It’s not a special right. It simply is.

Student Government and Disability Access

I’m excited to say that Colton Jessie and Kendrick Bryan have won the Student Government Association election for President and Executive Vice-President respectively, at WKU.  Kendrick was running for re-election, and Colton was running for his first term. What has me so excited about this is that one of the issues that Colton ran on was increasing disability access on campus (not to mention he supports domestic partnership benefits for WKU employees, woot!). Like I pointed out in this post, Western’s campus is pretty inaccessible, because of its location on a huge hill, and because many buildings weren’t constructed with the differently-abled in mind.

Western’s student government boasts of being the most active in the state—but it has a lot of improving to do.  1,209 votes were cast in this election, and considering we have many, many more students than this (about 18,000 when you take our satellite campuses into consideration), that’s not a lot. Student government has a similar reputation as politics and government in general—that it’s a useless body, with little accomplishment, and its members involved solely for personal interest. SGA’s budget is significant—over $100k. Most of it goes to student organizations on campus, to fund whatever it is those organizations are doing, with a limit of $500 each. But there’s a lot of money that can be spent however the student Senate wants—including adding ramps, curb cuts, or whatever.
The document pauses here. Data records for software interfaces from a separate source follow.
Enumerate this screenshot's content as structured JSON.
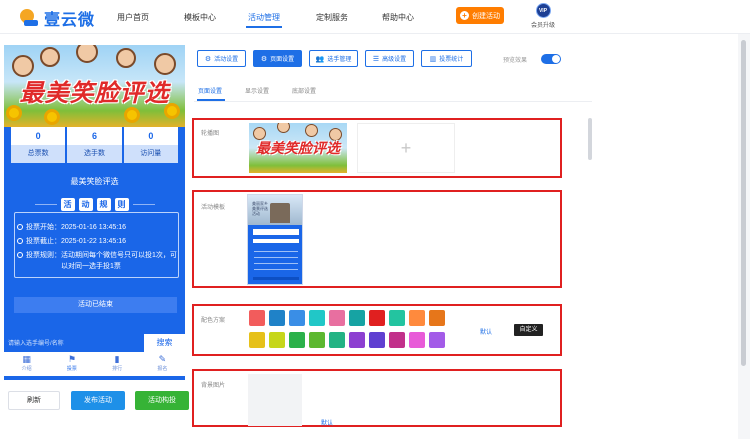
{
  "brand": {
    "name": "壹云微"
  },
  "nav": {
    "items": [
      "用户首页",
      "模板中心",
      "活动管理",
      "定制服务",
      "帮助中心"
    ],
    "active": "活动管理",
    "create_label": "创建活动",
    "vip_badge": "VIP",
    "vip_label": "会员升级"
  },
  "preview": {
    "banner_title": "最美笑脸评选",
    "stats": [
      {
        "value": "0",
        "label": "总票数"
      },
      {
        "value": "6",
        "label": "选手数"
      },
      {
        "value": "0",
        "label": "访问量"
      }
    ],
    "title": "最美笑脸评选",
    "rules_heading": [
      "活",
      "动",
      "规",
      "则"
    ],
    "rules": [
      "投票开始：2025-01-16 13:45:16",
      "投票截止：2025-01-22 13:45:16",
      "投票规则：活动期间每个微信号只可以投1次，可",
      "以对同一选手投1票"
    ],
    "effect_label": "活动已结束",
    "search_placeholder": "请输入选手编号/名称",
    "search_button": "搜索",
    "tabs": [
      {
        "label": "介绍",
        "icon": "grid-icon"
      },
      {
        "label": "投票",
        "icon": "flag-icon"
      },
      {
        "label": "排行",
        "icon": "bar-chart-icon"
      },
      {
        "label": "报名",
        "icon": "signup-icon"
      }
    ],
    "active_tab": "投票"
  },
  "actions": {
    "reset": "刷新",
    "publish": "发布活动",
    "preview": "活动构投"
  },
  "toolbar": {
    "buttons": [
      {
        "label": "活动设置",
        "icon": "gear-icon"
      },
      {
        "label": "页面设置",
        "icon": "gear-icon"
      },
      {
        "label": "选手管理",
        "icon": "users-icon"
      },
      {
        "label": "高级设置",
        "icon": "advanced-icon"
      },
      {
        "label": "投票统计",
        "icon": "stats-icon"
      }
    ],
    "active": "页面设置",
    "preview_toggle_label": "预览效果",
    "preview_toggle_on": true
  },
  "subtabs": {
    "items": [
      "页面设置",
      "显示设置",
      "底部设置"
    ],
    "active": "页面设置"
  },
  "sections": {
    "carousel": {
      "label": "轮播图",
      "image_title": "最美笑脸评选",
      "add_icon": "+"
    },
    "template": {
      "label": "活动模板",
      "thumb_title": "美丽家乡美景评选活动"
    },
    "colors": {
      "label": "配色方案",
      "swatches": [
        "#f25c5c",
        "#1f82c8",
        "#3a8ee6",
        "#21c7c7",
        "#e86fa0",
        "#16a3a3",
        "#e02020",
        "#23c4a0",
        "#ff8a3d",
        "#e6761a",
        "#e6c11a",
        "#c6d61a",
        "#2bb14a",
        "#5cb830",
        "#23b384",
        "#8d3fd1",
        "#5f3fd1",
        "#c2308a",
        "#e85bd8",
        "#a35be8"
      ],
      "default_label": "默认",
      "custom_label": "自定义"
    },
    "background": {
      "label": "背景图片",
      "default_label": "默认"
    }
  }
}
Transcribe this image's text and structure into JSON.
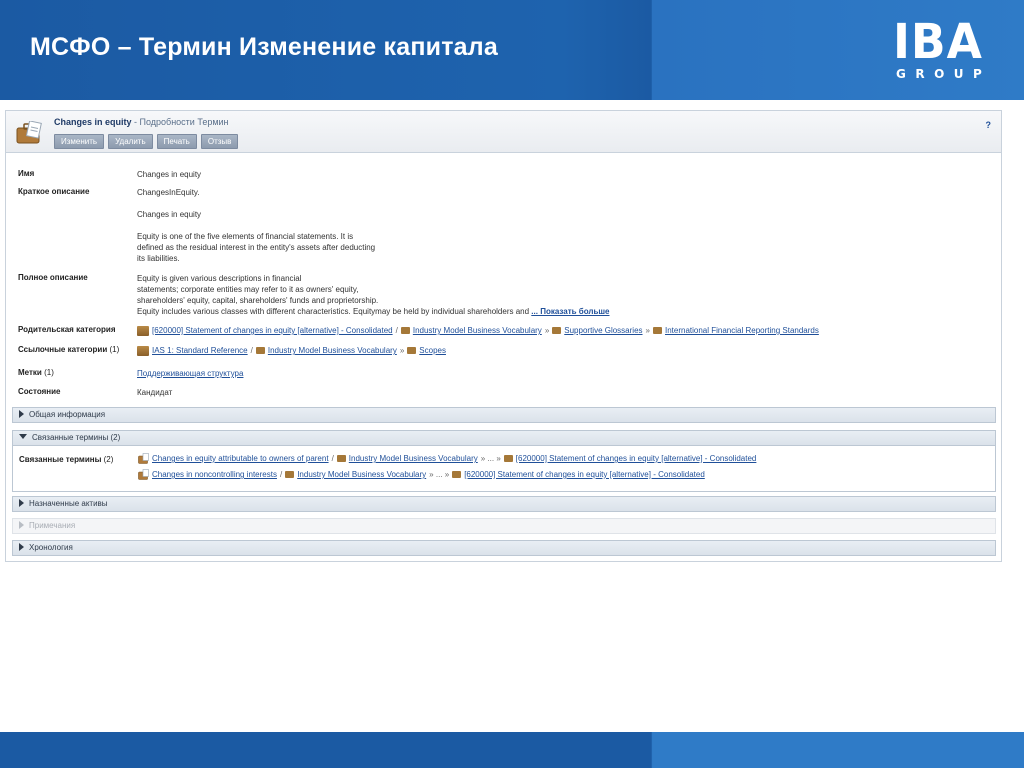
{
  "slide": {
    "title": "МСФО – Термин Изменение капитала",
    "logo": {
      "main": "IBA",
      "sub": "GROUP"
    },
    "colors": {
      "header": "#1b5aa3",
      "header_right": "#2f7bc7",
      "link": "#1f4f99"
    }
  },
  "toolbar": {
    "term_name": "Changes in equity",
    "subtitle": " - Подробности Термин",
    "buttons": [
      "Изменить",
      "Удалить",
      "Печать",
      "Отзыв"
    ],
    "help": "?"
  },
  "properties": {
    "name": {
      "label": "Имя",
      "value": "Changes in equity"
    },
    "short_description": {
      "label": "Краткое описание",
      "lines": [
        "ChangesInEquity.",
        "",
        "Changes in equity",
        "",
        "Equity is one of the five elements of financial statements. It is",
        "defined as the residual interest in the entity's assets after deducting",
        "its liabilities."
      ]
    },
    "full_description": {
      "label": "Полное описание",
      "lines": [
        "Equity is given various descriptions in financial",
        "statements; corporate entities may refer to it as owners' equity,",
        "shareholders' equity, capital, shareholders' funds and proprietorship.",
        "Equity includes various classes with different characteristics. Equitymay be held by individual shareholders and"
      ],
      "more": "... Показать больше"
    },
    "parent_category": {
      "label": "Родительская категория",
      "path": [
        "[620000] Statement of changes in equity [alternative] - Consolidated",
        "Industry Model Business Vocabulary",
        "Supportive Glossaries",
        "International Financial Reporting Standards"
      ],
      "separators": [
        "/",
        "»",
        "»"
      ]
    },
    "reference_categories": {
      "label": "Ссылочные категории",
      "count": "(1)",
      "path": [
        "IAS 1: Standard Reference",
        "Industry Model Business Vocabulary",
        "Scopes"
      ],
      "separators": [
        "/",
        "»"
      ]
    },
    "labels": {
      "label": "Метки",
      "count": "(1)",
      "value": "Поддерживающая структура"
    },
    "status": {
      "label": "Состояние",
      "value": "Кандидат"
    }
  },
  "sections": {
    "general_info": "Общая информация",
    "related_terms": "Связанные термины (2)",
    "assigned_assets": "Назначенные активы",
    "notes": "Примечания",
    "history": "Хронология"
  },
  "related_terms": {
    "label": "Связанные термины",
    "count": "(2)",
    "items": [
      {
        "term": "Changes in equity attributable to owners of parent",
        "sep1": "/",
        "cat1": "Industry Model Business Vocabulary",
        "mid": "» ... »",
        "cat2": "[620000] Statement of changes in equity [alternative] - Consolidated"
      },
      {
        "term": "Changes in noncontrolling interests",
        "sep1": "/",
        "cat1": "Industry Model Business Vocabulary",
        "mid": "» ... »",
        "cat2": "[620000] Statement of changes in equity [alternative] - Consolidated"
      }
    ]
  }
}
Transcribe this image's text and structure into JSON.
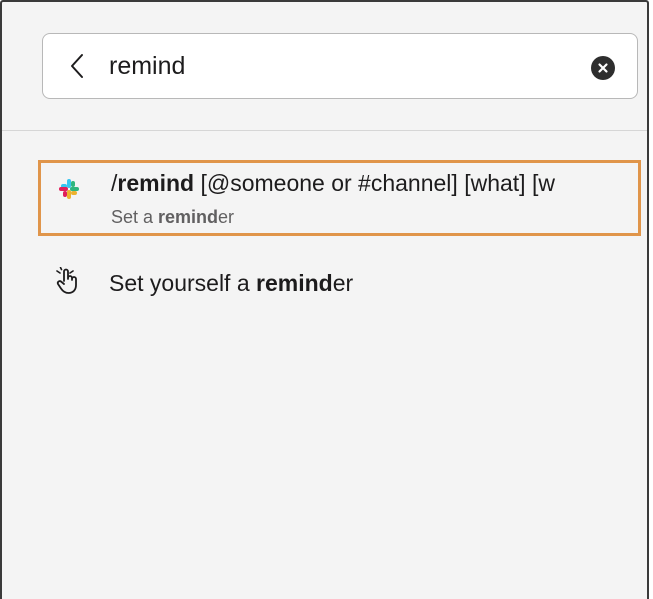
{
  "search": {
    "value": "remind",
    "back_icon": "chevron-left-icon",
    "clear_icon": "close-circle-icon"
  },
  "results": [
    {
      "icon": "slack-logo-icon",
      "slash": "/",
      "match": "remind",
      "rest": " [@someone or #channel] [what] [w",
      "desc_prefix": "Set a ",
      "desc_match": "remind",
      "desc_suffix": "er",
      "highlighted": true
    },
    {
      "icon": "hand-pointer-icon",
      "prefix": "Set yourself a ",
      "match": "remind",
      "suffix": "er"
    }
  ],
  "colors": {
    "highlight_border": "#e0954a",
    "panel_bg": "#f4f4f4",
    "text": "#1d1c1d",
    "muted_text": "#616061",
    "logo_blue": "#36c5f0",
    "logo_green": "#2eb67d",
    "logo_yellow": "#ecb22e",
    "logo_red": "#e01e5a"
  }
}
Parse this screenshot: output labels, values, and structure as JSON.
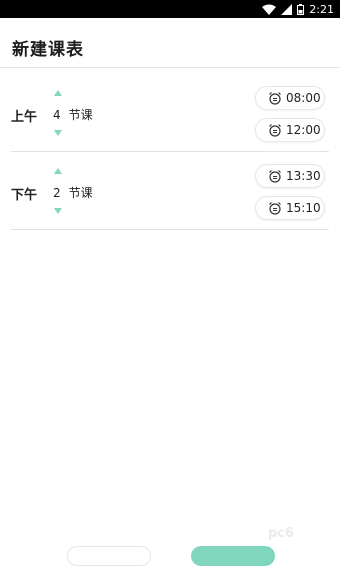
{
  "status_bar": {
    "time": "2:21",
    "icons": [
      "wifi-icon",
      "signal-icon",
      "battery-icon"
    ]
  },
  "header": {
    "title": "新建课表"
  },
  "sections": [
    {
      "label": "上午",
      "count": "4",
      "unit": "节课",
      "times": [
        "08:00",
        "12:00"
      ]
    },
    {
      "label": "下午",
      "count": "2",
      "unit": "节课",
      "times": [
        "13:30",
        "15:10"
      ]
    }
  ],
  "watermark": {
    "text": "pc6"
  },
  "colors": {
    "accent": "#7fd6bd",
    "divider": "#e3e3e3",
    "status_bar": "#000000"
  }
}
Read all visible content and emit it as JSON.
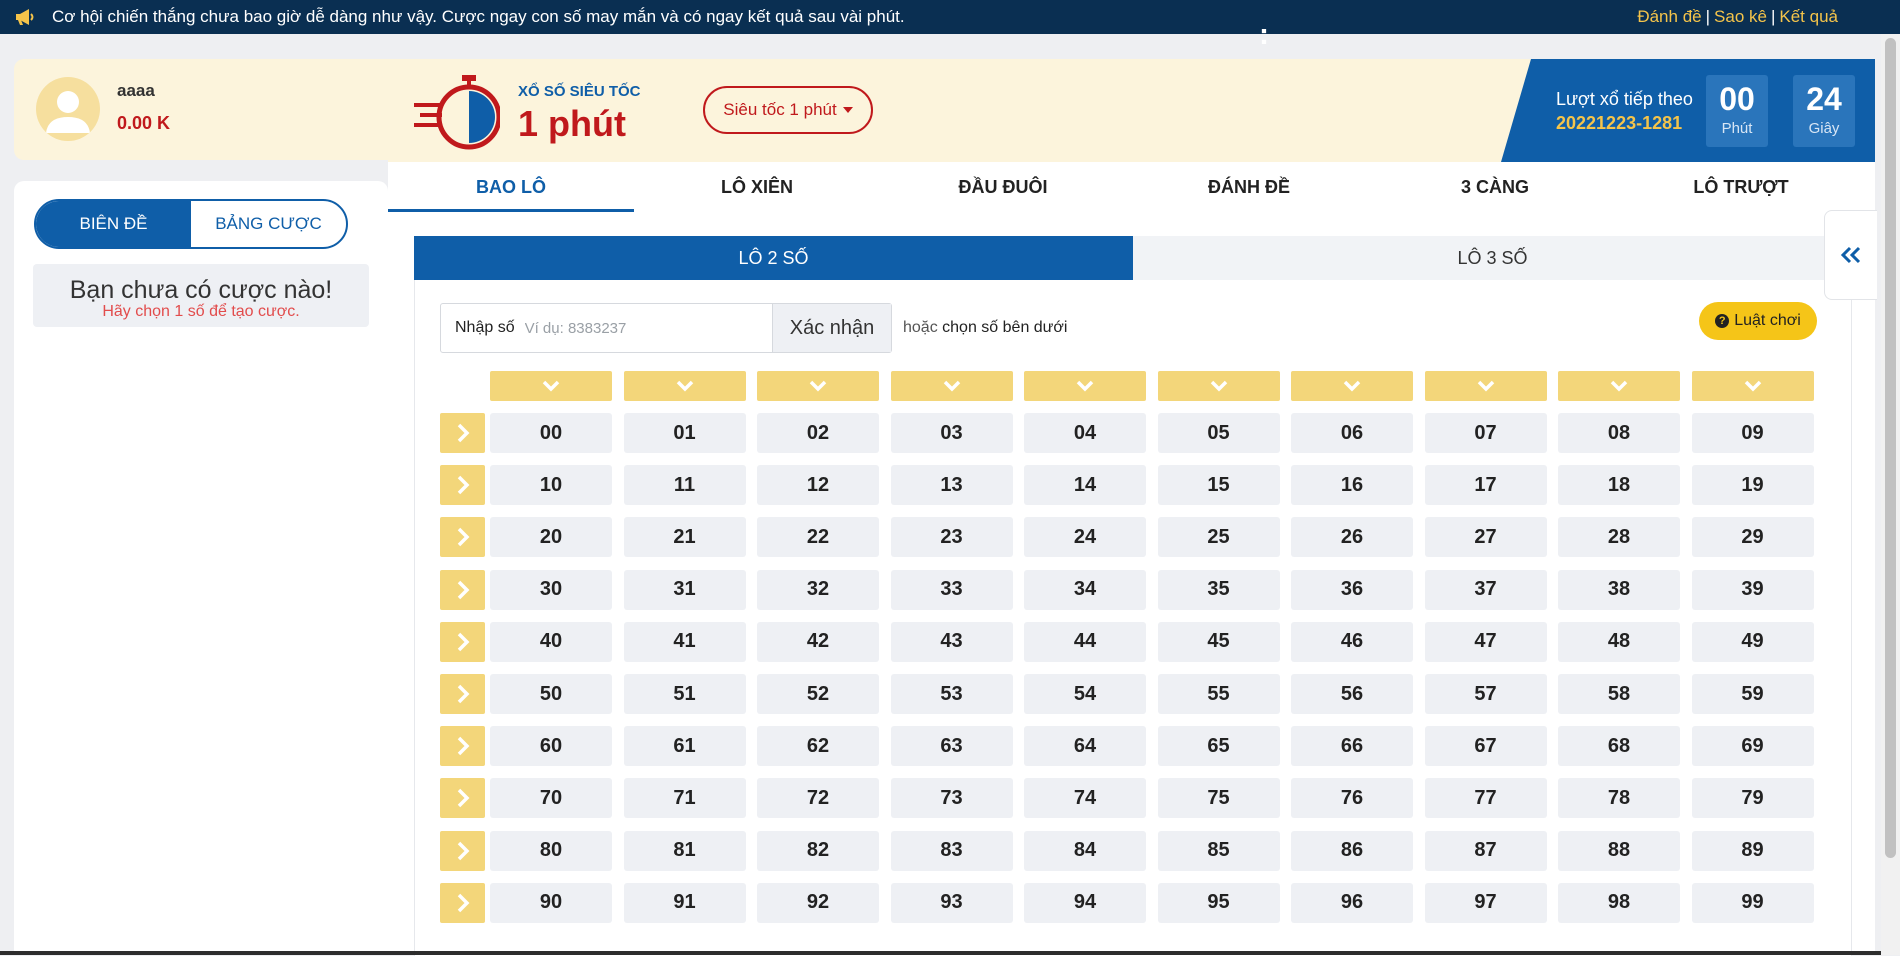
{
  "announcement": {
    "icon": "megaphone-icon",
    "text": "Cơ hội chiến thắng chưa bao giờ dễ dàng như vậy. Cược ngay con số may mắn và có ngay kết quả sau vài phút.",
    "links": [
      "Đánh đề",
      "Sao kê",
      "Kết quả"
    ]
  },
  "user": {
    "name": "aaaa",
    "balance": "0.00 K"
  },
  "left_panel": {
    "tabs": [
      "BIÊN ĐỀ",
      "BẢNG CƯỢC"
    ],
    "empty_title": "Bạn chưa có cược nào!",
    "empty_subtitle": "Hãy chọn 1 số để tạo cược."
  },
  "game": {
    "subtitle": "XỔ SỐ SIÊU TỐC",
    "title": "1 phút",
    "mode": "Siêu tốc 1 phút"
  },
  "countdown": {
    "label": "Lượt xổ tiếp theo",
    "draw_id": "20221223-1281",
    "minutes": "00",
    "minutes_label": "Phút",
    "seconds": "24",
    "seconds_label": "Giây",
    "separator": ":"
  },
  "tabs": [
    "BAO LÔ",
    "LÔ XIÊN",
    "ĐẦU ĐUÔI",
    "ĐÁNH ĐỀ",
    "3 CÀNG",
    "LÔ TRƯỢT"
  ],
  "subtabs": [
    "LÔ 2 SỐ",
    "LÔ 3 SỐ"
  ],
  "entry": {
    "label": "Nhập số",
    "placeholder": "Ví dụ: 8383237",
    "confirm": "Xác nhận",
    "or_prefix": "hoặc",
    "or_text": "chọn số bên dưới"
  },
  "rules_button": "Luật chơi",
  "colors": {
    "primary": "#0f5ea8",
    "accent": "#f5c44a",
    "danger": "#c0191c",
    "cream": "#fcf4dc"
  }
}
I suspect, however, that most of their effort in regards to this issue will be meeting with university officials, and passing resolutions. I was in SGA for two years, and served in several different positions, and SGA has a lot of influence. Just bringing this issue up with administrators can have a huge impact. SGA can also work with University Senate—the faculty’s version of SGA—to bring up issues and get things done. But of course speaking with officials shouldn’t be the only things done–talking to differently abled students about their experiences on campus, bringing awareness to this issue, and lobbying Frankfort for more aid should also be priorities.

I spoke with Colton during the election, after he came to speak at the Student Identity Outreach meeting on campus, and he’s very eager to work on this issue. We’re supposed to meet soon, to get the ball rolling. Updates will be posted as soon as any developments occur.